EGENES: Before the ride there were certainly those who thought I was crazy to attempt such a thing, and that it was impossible. I expected that—actually, anyone who attempts something like that probably expects naysayers—but I have always deflected those sorts of opinions. I’ve always followed my heart, as I did in this case. And though I disagreed a bit on some of the things said in the news, none of them were earthshaking, and none really made a difference in what I was doing. So in the end, that part didn’t really matter to me. For the most part, the press was overwhelmingly friendly and supportive, and I still appreciate that to this day.
FQ: How did Gizmo re-acclimate to life off the trail once your journey was finished? How was he changed after the experience?

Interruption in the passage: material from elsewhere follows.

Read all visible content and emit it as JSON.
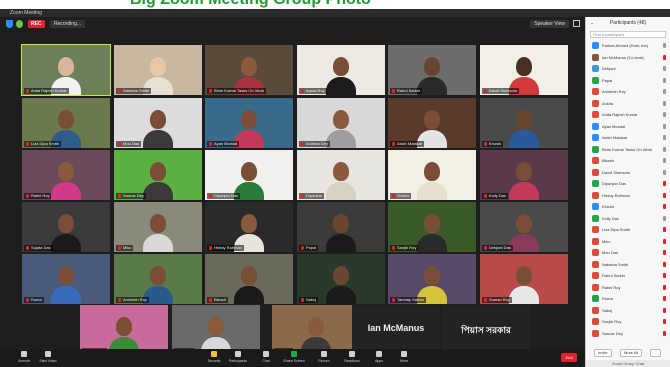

EGENES: I worked Gizmo for about a month after we got home, a bit less and less each day. It’s not good to work a horse very hard every day for a long time, then just let him stand in a corral or a stall. So I sort of “re-acclimated” him to a life of leisure. After that, I turned him out to pasture on about a thousand acres, with some other horses and mules. He spent about a year up there, and I’d go up to see him often, just to visit, check his feet, and see that he was healthy and to give him a Snickers bar. The ride ruined him as any kind of show or working horse prospect. He had a definite mind of his own, and he did things his own way. But he was great to ride, wonderful on pack trips into the wilderness, and he even carried my daughters around when they were very young (and he was very old). And for the rest of his life he always whinnied and came running whenever I showed up.
FQ: Your love of horses and respect for other animals is evident throughout your book. Have you always gotten along with them? Is there any animal you would not like to meet?
EGENES: Yep, I’ve always gotten along well with animals. Having raised two daughters who are both horse people, we had dogs and cats, horses and mules, donkeys and goats and all sorts of critters. My youngest daughter Julia is now a veterinarian, in fact. And today, my wife and I live with three cats here in New Zealand. Animals have always been a huge part of my life. And I’m not sure there’s an animal I wouldn’t want to meet. And again, it sounds corny, but every single critter on this earth is beautiful and amazing in its own way.
FQ: Have you ever revisited any of the locations you passed through on your journey? Is there any one place that stuck out to you during your travels?
EGENES: I’ve been to some of the places out west, in the Mojave Desert, the Painted Desert, and various places in New Mexico, Arizona, Texas… all the way through to Tennessee. I didn’t really set out to revisit any of them, but whenever I’m on a driving trip and I get anywhere near my trail route, I try to go visit it. It’s always interesting to see the places, and to see how well my memory has preserved them. It’s always amazing when I drive for an hour along my trail, then realize it took four or five days to travel the same distance with Gizmo. The one place, overall, that sticks with me is the Painted Desert, on the Navajo Reservation. There are some specific spots, but I don’t want to advertise them, out of respect for the people who live there.
FQ: If you had the opportunity to repeat the experience all over again, would you? Why or why not?
EGENES: Probably not across today’s America, but maybe somewhere else. During the ride I often went into the library in some little town and would look at the world atlas. I’d hatch plans to ride across China. Of course, in those days China was not accessible to Americans, but I dreamt I could ride across the breadth of that great country. It would have been something, and I probably would have pursued it had the political climate of the day been different. Not sure I’d be up to it today [laughs].
FQ: Describe yourself in three words at the start of the ride. Now describe yourself in three words immediately after the ride.
EGENES: Three words at the start: naïve, eager, optimistic
Three words at the finish: wisened, exhausted, optimistic